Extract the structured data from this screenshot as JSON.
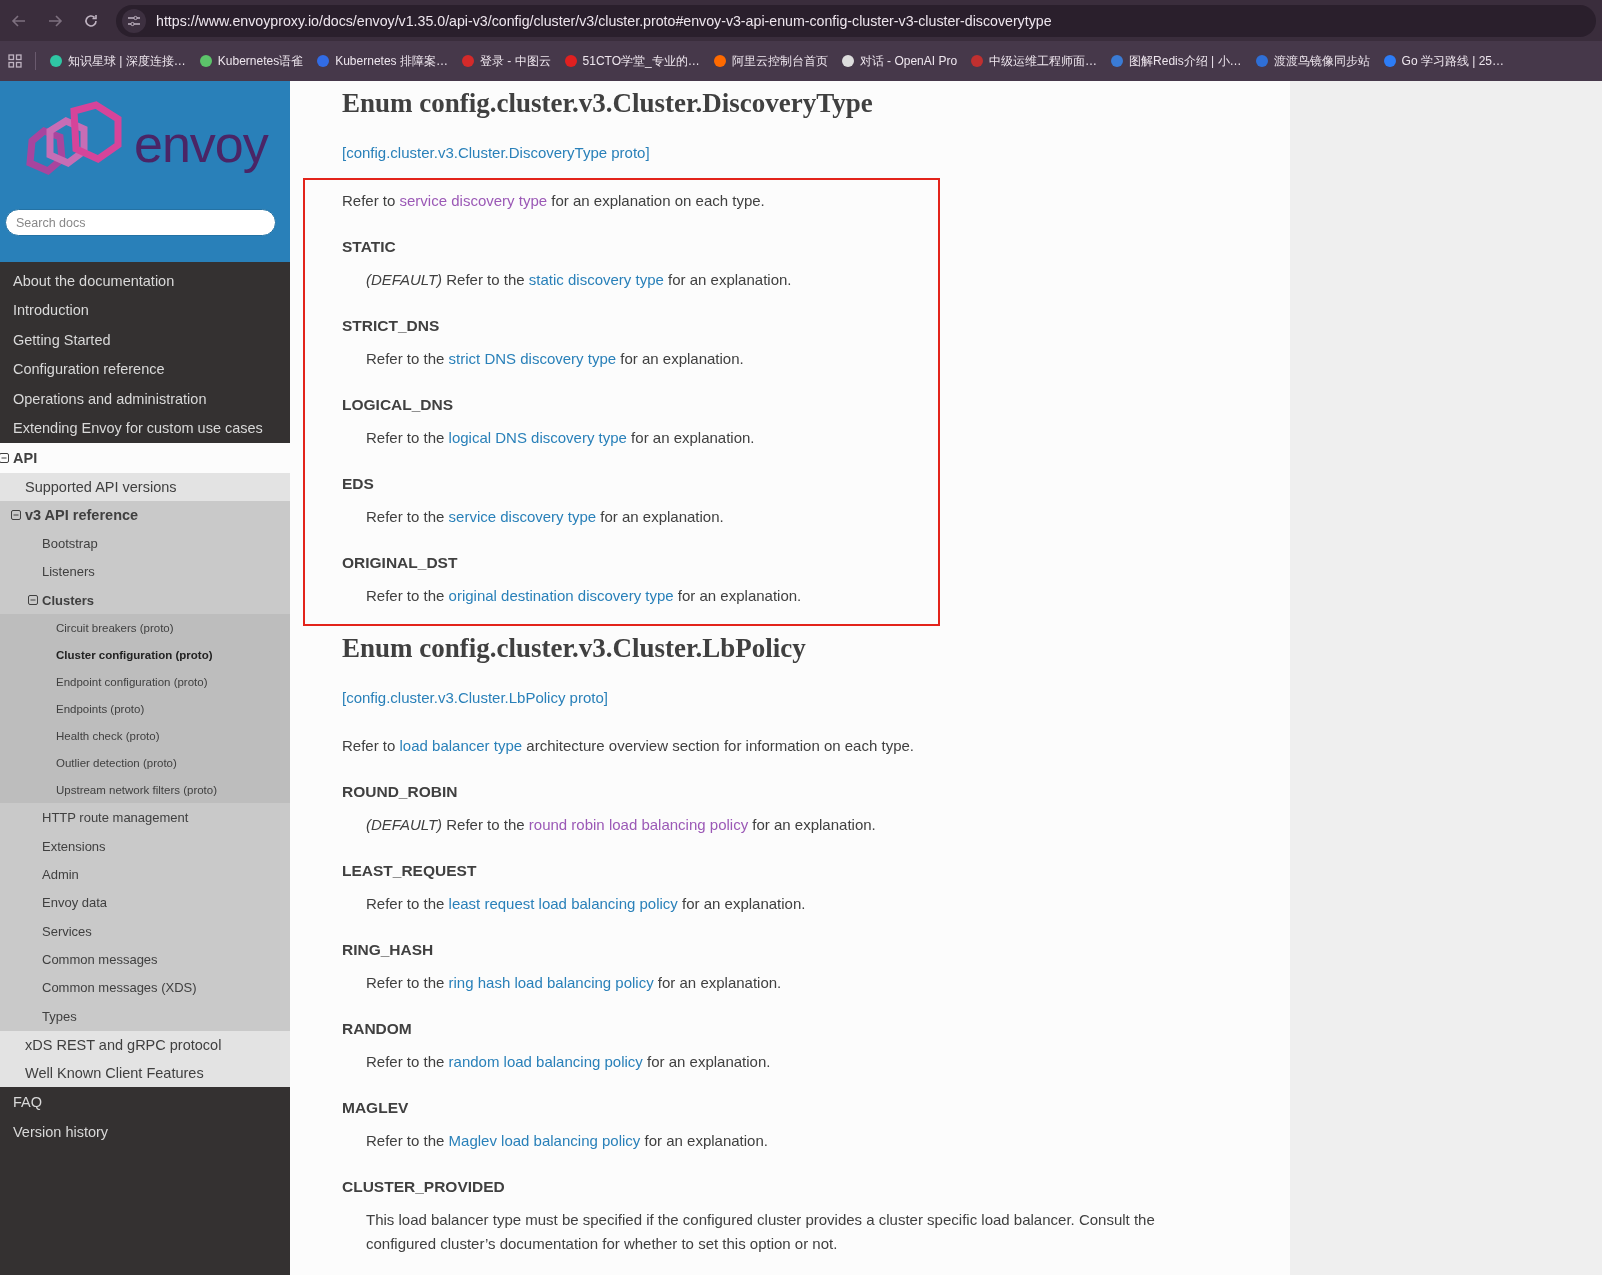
{
  "browser": {
    "url": "https://www.envoyproxy.io/docs/envoy/v1.35.0/api-v3/config/cluster/v3/cluster.proto#envoy-v3-api-enum-config-cluster-v3-cluster-discoverytype",
    "bookmarks": [
      {
        "label": "知识星球 | 深度连接…"
      },
      {
        "label": "Kubernetes语雀"
      },
      {
        "label": "Kubernetes 排障案…"
      },
      {
        "label": "登录 - 中图云"
      },
      {
        "label": "51CTO学堂_专业的…"
      },
      {
        "label": "阿里云控制台首页"
      },
      {
        "label": "对话 - OpenAI Pro"
      },
      {
        "label": "中级运维工程师面…"
      },
      {
        "label": "图解Redis介绍 | 小…"
      },
      {
        "label": "渡渡鸟镜像同步站"
      },
      {
        "label": "Go 学习路线 | 25…"
      }
    ]
  },
  "sidebar": {
    "logo_text": "envoy",
    "search": {
      "placeholder": "Search docs"
    },
    "items": [
      {
        "label": "About the documentation",
        "selected": false,
        "expanded": false
      },
      {
        "label": "Introduction",
        "selected": false,
        "expanded": false
      },
      {
        "label": "Getting Started",
        "selected": false,
        "expanded": false
      },
      {
        "label": "Configuration reference",
        "selected": false,
        "expanded": false
      },
      {
        "label": "Operations and administration",
        "selected": false,
        "expanded": false
      },
      {
        "label": "Extending Envoy for custom use cases",
        "selected": false,
        "expanded": false
      },
      {
        "label": "API",
        "selected": false,
        "expanded": true,
        "children": [
          {
            "label": "Supported API versions",
            "selected": false,
            "expanded": false
          },
          {
            "label": "v3 API reference",
            "selected": false,
            "expanded": true,
            "children": [
              {
                "label": "Bootstrap",
                "selected": false,
                "expanded": false
              },
              {
                "label": "Listeners",
                "selected": false,
                "expanded": false
              },
              {
                "label": "Clusters",
                "selected": false,
                "expanded": true,
                "children": [
                  {
                    "label": "Circuit breakers (proto)",
                    "selected": false,
                    "expanded": false
                  },
                  {
                    "label": "Cluster configuration (proto)",
                    "selected": true,
                    "expanded": false
                  },
                  {
                    "label": "Endpoint configuration (proto)",
                    "selected": false,
                    "expanded": false
                  },
                  {
                    "label": "Endpoints (proto)",
                    "selected": false,
                    "expanded": false
                  },
                  {
                    "label": "Health check (proto)",
                    "selected": false,
                    "expanded": false
                  },
                  {
                    "label": "Outlier detection (proto)",
                    "selected": false,
                    "expanded": false
                  },
                  {
                    "label": "Upstream network filters (proto)",
                    "selected": false,
                    "expanded": false
                  }
                ]
              },
              {
                "label": "HTTP route management",
                "selected": false,
                "expanded": false
              },
              {
                "label": "Extensions",
                "selected": false,
                "expanded": false
              },
              {
                "label": "Admin",
                "selected": false,
                "expanded": false
              },
              {
                "label": "Envoy data",
                "selected": false,
                "expanded": false
              },
              {
                "label": "Services",
                "selected": false,
                "expanded": false
              },
              {
                "label": "Common messages",
                "selected": false,
                "expanded": false
              },
              {
                "label": "Common messages (XDS)",
                "selected": false,
                "expanded": false
              },
              {
                "label": "Types",
                "selected": false,
                "expanded": false
              }
            ]
          },
          {
            "label": "xDS REST and gRPC protocol",
            "selected": false,
            "expanded": false
          },
          {
            "label": "Well Known Client Features",
            "selected": false,
            "expanded": false
          }
        ]
      },
      {
        "label": "FAQ",
        "selected": false,
        "expanded": false
      },
      {
        "label": "Version history",
        "selected": false,
        "expanded": false
      }
    ]
  },
  "content": {
    "enums": [
      {
        "title": "Enum config.cluster.v3.Cluster.DiscoveryType",
        "proto_link": "[config.cluster.v3.Cluster.DiscoveryType proto]",
        "highlighted": true,
        "intro": {
          "before": "Refer to ",
          "link": "service discovery type",
          "after": " for an explanation on each type.",
          "visited": true
        },
        "values": [
          {
            "name": "STATIC",
            "desc": {
              "before": "*(DEFAULT)* Refer to the ",
              "link": "static discovery type",
              "after": " for an explanation.",
              "visited": false
            }
          },
          {
            "name": "STRICT_DNS",
            "desc": {
              "before": "Refer to the ",
              "link": "strict DNS discovery type",
              "after": " for an explanation.",
              "visited": false
            }
          },
          {
            "name": "LOGICAL_DNS",
            "desc": {
              "before": "Refer to the ",
              "link": "logical DNS discovery type",
              "after": " for an explanation.",
              "visited": false
            }
          },
          {
            "name": "EDS",
            "desc": {
              "before": "Refer to the ",
              "link": "service discovery type",
              "after": " for an explanation.",
              "visited": false
            }
          },
          {
            "name": "ORIGINAL_DST",
            "desc": {
              "before": "Refer to the ",
              "link": "original destination discovery type",
              "after": " for an explanation.",
              "visited": false
            }
          }
        ]
      },
      {
        "title": "Enum config.cluster.v3.Cluster.LbPolicy",
        "proto_link": "[config.cluster.v3.Cluster.LbPolicy proto]",
        "intro": {
          "before": "Refer to ",
          "link": "load balancer type",
          "after": " architecture overview section for information on each type.",
          "visited": false
        },
        "values": [
          {
            "name": "ROUND_ROBIN",
            "desc": {
              "before": "*(DEFAULT)* Refer to the ",
              "link": "round robin load balancing policy",
              "after": " for an explanation.",
              "visited": true
            }
          },
          {
            "name": "LEAST_REQUEST",
            "desc": {
              "before": "Refer to the ",
              "link": "least request load balancing policy",
              "after": " for an explanation.",
              "visited": false
            }
          },
          {
            "name": "RING_HASH",
            "desc": {
              "before": "Refer to the ",
              "link": "ring hash load balancing policy",
              "after": " for an explanation.",
              "visited": false
            }
          },
          {
            "name": "RANDOM",
            "desc": {
              "before": "Refer to the ",
              "link": "random load balancing policy",
              "after": " for an explanation.",
              "visited": false
            }
          },
          {
            "name": "MAGLEV",
            "desc": {
              "before": "Refer to the ",
              "link": "Maglev load balancing policy",
              "after": " for an explanation.",
              "visited": false
            }
          },
          {
            "name": "CLUSTER_PROVIDED",
            "desc": {
              "before": "This load balancer type must be specified if the configured cluster provides a cluster specific load balancer. Consult the configured cluster’s documentation for whether to set this option or not."
            }
          }
        ]
      }
    ]
  }
}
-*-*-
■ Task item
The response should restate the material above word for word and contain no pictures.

■ Expected output
Extract the structured data from this screenshot as JSON.
{
  "browser": {
    "url": "https://www.envoyproxy.io/docs/envoy/v1.35.0/api-v3/config/cluster/v3/cluster.proto#envoy-v3-api-enum-config-cluster-v3-cluster-discoverytype",
    "bookmarks": [
      {
        "label": "知识星球 | 深度连接…"
      },
      {
        "label": "Kubernetes语雀"
      },
      {
        "label": "Kubernetes 排障案…"
      },
      {
        "label": "登录 - 中图云"
      },
      {
        "label": "51CTO学堂_专业的…"
      },
      {
        "label": "阿里云控制台首页"
      },
      {
        "label": "对话 - OpenAI Pro"
      },
      {
        "label": "中级运维工程师面…"
      },
      {
        "label": "图解Redis介绍 | 小…"
      },
      {
        "label": "渡渡鸟镜像同步站"
      },
      {
        "label": "Go 学习路线 | 25…"
      }
    ]
  },
  "sidebar": {
    "logo_text": "envoy",
    "search": {
      "placeholder": "Search docs"
    },
    "items": [
      {
        "label": "About the documentation",
        "selected": false,
        "expanded": false
      },
      {
        "label": "Introduction",
        "selected": false,
        "expanded": false
      },
      {
        "label": "Getting Started",
        "selected": false,
        "expanded": false
      },
      {
        "label": "Configuration reference",
        "selected": false,
        "expanded": false
      },
      {
        "label": "Operations and administration",
        "selected": false,
        "expanded": false
      },
      {
        "label": "Extending Envoy for custom use cases",
        "selected": false,
        "expanded": false
      },
      {
        "label": "API",
        "selected": false,
        "expanded": true,
        "children": [
          {
            "label": "Supported API versions",
            "selected": false,
            "expanded": false
          },
          {
            "label": "v3 API reference",
            "selected": false,
            "expanded": true,
            "children": [
              {
                "label": "Bootstrap",
                "selected": false,
                "expanded": false
              },
              {
                "label": "Listeners",
                "selected": false,
                "expanded": false
              },
              {
                "label": "Clusters",
                "selected": false,
                "expanded": true,
                "children": [
                  {
                    "label": "Circuit breakers (proto)",
                    "selected": false,
                    "expanded": false
                  },
                  {
                    "label": "Cluster configuration (proto)",
                    "selected": true,
                    "expanded": false
                  },
                  {
                    "label": "Endpoint configuration (proto)",
                    "selected": false,
                    "expanded": false
                  },
                  {
                    "label": "Endpoints (proto)",
                    "selected": false,
                    "expanded": false
                  },
                  {
                    "label": "Health check (proto)",
                    "selected": false,
                    "expanded": false
                  },
                  {
                    "label": "Outlier detection (proto)",
                    "selected": false,
                    "expanded": false
                  },
                  {
                    "label": "Upstream network filters (proto)",
                    "selected": false,
                    "expanded": false
                  }
                ]
              },
              {
                "label": "HTTP route management",
                "selected": false,
                "expanded": false
              },
              {
                "label": "Extensions",
                "selected": false,
                "expanded": false
              },
              {
                "label": "Admin",
                "selected": false,
                "expanded": false
              },
              {
                "label": "Envoy data",
                "selected": false,
                "expanded": false
              },
              {
                "label": "Services",
                "selected": false,
                "expanded": false
              },
              {
                "label": "Common messages",
                "selected": false,
                "expanded": false
              },
              {
                "label": "Common messages (XDS)",
                "selected": false,
                "expanded": false
              },
              {
                "label": "Types",
                "selected": false,
                "expanded": false
              }
            ]
          },
          {
            "label": "xDS REST and gRPC protocol",
            "selected": false,
            "expanded": false
          },
          {
            "label": "Well Known Client Features",
            "selected": false,
            "expanded": false
          }
        ]
      },
      {
        "label": "FAQ",
        "selected": false,
        "expanded": false
      },
      {
        "label": "Version history",
        "selected": false,
        "expanded": false
      }
    ]
  },
  "content": {
    "enums": [
      {
        "title": "Enum config.cluster.v3.Cluster.DiscoveryType",
        "proto_link": "[config.cluster.v3.Cluster.DiscoveryType proto]",
        "highlighted": true,
        "intro": {
          "before": "Refer to ",
          "link": "service discovery type",
          "after": " for an explanation on each type.",
          "visited": true
        },
        "values": [
          {
            "name": "STATIC",
            "desc": {
              "before": "*(DEFAULT)* Refer to the ",
              "link": "static discovery type",
              "after": " for an explanation.",
              "visited": false
            }
          },
          {
            "name": "STRICT_DNS",
            "desc": {
              "before": "Refer to the ",
              "link": "strict DNS discovery type",
              "after": " for an explanation.",
              "visited": false
            }
          },
          {
            "name": "LOGICAL_DNS",
            "desc": {
              "before": "Refer to the ",
              "link": "logical DNS discovery type",
              "after": " for an explanation.",
              "visited": false
            }
          },
          {
            "name": "EDS",
            "desc": {
              "before": "Refer to the ",
              "link": "service discovery type",
              "after": " for an explanation.",
              "visited": false
            }
          },
          {
            "name": "ORIGINAL_DST",
            "desc": {
              "before": "Refer to the ",
              "link": "original destination discovery type",
              "after": " for an explanation.",
              "visited": false
            }
          }
        ]
      },
      {
        "title": "Enum config.cluster.v3.Cluster.LbPolicy",
        "proto_link": "[config.cluster.v3.Cluster.LbPolicy proto]",
        "intro": {
          "before": "Refer to ",
          "link": "load balancer type",
          "after": " architecture overview section for information on each type.",
          "visited": false
        },
        "values": [
          {
            "name": "ROUND_ROBIN",
            "desc": {
              "before": "*(DEFAULT)* Refer to the ",
              "link": "round robin load balancing policy",
              "after": " for an explanation.",
              "visited": true
            }
          },
          {
            "name": "LEAST_REQUEST",
            "desc": {
              "before": "Refer to the ",
              "link": "least request load balancing policy",
              "after": " for an explanation.",
              "visited": false
            }
          },
          {
            "name": "RING_HASH",
            "desc": {
              "before": "Refer to the ",
              "link": "ring hash load balancing policy",
              "after": " for an explanation.",
              "visited": false
            }
          },
          {
            "name": "RANDOM",
            "desc": {
              "before": "Refer to the ",
              "link": "random load balancing policy",
              "after": " for an explanation.",
              "visited": false
            }
          },
          {
            "name": "MAGLEV",
            "desc": {
              "before": "Refer to the ",
              "link": "Maglev load balancing policy",
              "after": " for an explanation.",
              "visited": false
            }
          },
          {
            "name": "CLUSTER_PROVIDED",
            "desc": {
              "before": "This load balancer type must be specified if the configured cluster provides a cluster specific load balancer. Consult the configured cluster’s documentation for whether to set this option or not."
            }
          }
        ]
      }
    ]
  }
}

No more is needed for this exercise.